Without putting it in philosophical terms, Adenauer was saying that “humanism” as a worldview would never overcome the self-centeredness at the core of human nature. He was, of course, correct. We did not learn from World War I. Matters got worse, not better in a post-WWII with an official rejection of God. Atheist regimes like China under Mao Zedong, the Soviet Union under Stalin and Cambodia under Pol Pot (and others) murdered tens if not hundreds of millions in the 20th century.
In The Spectator article, the Chief Rabbi of the United Hebrew Congregations of the Commonwealth Jonathan Sacks suggests in his subtitle: The West is suffering for its loss of faith. Unless we rediscover religion, our civilisation (not a misspelling in the UK) is in peril.” Os Guinness showed us how our fundamental freedoms may be at risk when we discussed his book A Free People’s Suicide, which addresses whether freedom can last forever, the role that faith played in establishing freedom and the role faith needs to play in preserving freedom.
After suffering through the horrors of the 20th century, Sacks observes that “we have turned to more pacific forms of idolatry, among them the market, the liberal democratic state, and the consumer society, all of which are ways of saying that there is no morality beyond personal choice so long as you do no harm to others”. About the younger generation, he notes that the average 18-to-35 year-old has 237 Facebook friends, but when asked how many they could rely upon in a crisis, the average said two, a quarter said one, and an eighth said none.
Sacks acknowledges that people can be moral without being religious, but (adopting the words of the historian Will Durant) “There is no significant example of in history, before our time, of a society successfully maintaining moral life without the aid of religion.” Sacks concludes his article by saying “I have not yet found a secular ethic capable of sustaining in the long run a society of strong communities and families on the one hand, altruism, virtue, self-restraint, honour, obligation and trust on the other.
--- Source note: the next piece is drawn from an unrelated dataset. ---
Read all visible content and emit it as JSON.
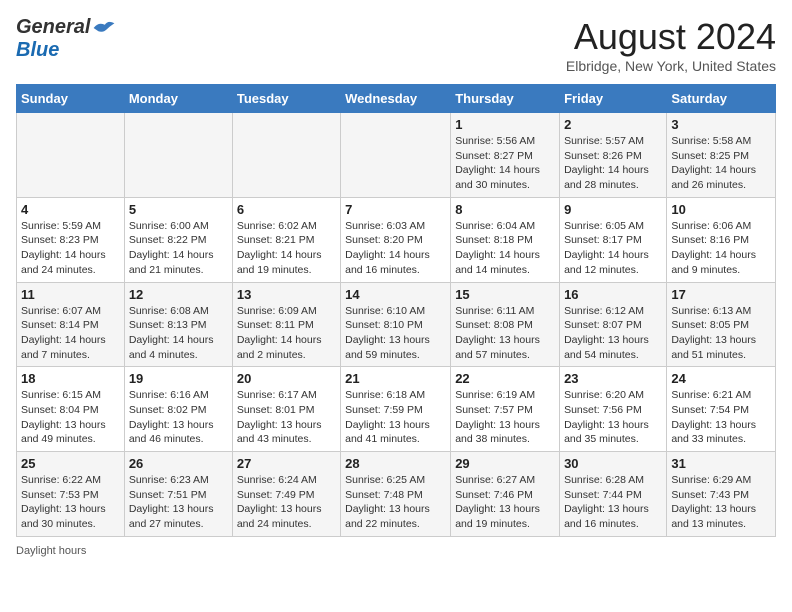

A century after a civilisation loses its soul it loses its freedom also. That should concern all of us, believers and non-believers alike.”
In a nutshell, the question is whether man is capable of devising a moral code by which society could live peaceably and flourish? Conversely, using the title from a book by Ravi Zacharias, the question could be phrased: Can man live without God?
While it is difficult, if not dangerous, to try to generalize (particularly in a blog) the secular humanist believes in the goodness and capacity of the human being to bring about, through reason and experience, a better society. In essence, the secular humanist is saying, “We (man) can do it. We can figure it all out ourselves”. C.S. Lewis states the same choices this way: “There are only two types of people. Those that say to God – “thy will be done” and those to whom God says – “your will be done.”
I like to think I’m a student of history. It’s what I studied in college and its remained a passion of mine. I think the old, tired quip about those refusing to learn from history are doomed to repeat it is – actually, quite true. My observation is that man (human nature) has not changed in the approximately 4000 years of recorded history. When I look back into history I conclude that man cannot do it. And the reason man is incapable was captured by Aleksandr Solzhenitsyn when he wrote:
“The line separating good and evil passes not through states, nor between classes, nor between political parties either, but right through every human heart.”
This then brings us back to Konrad Adenauer’s comment about the hope for mankind. Adenauer had not read Solzhenitsyn, but he had reached the same conclusion after observing mankind for most of his life.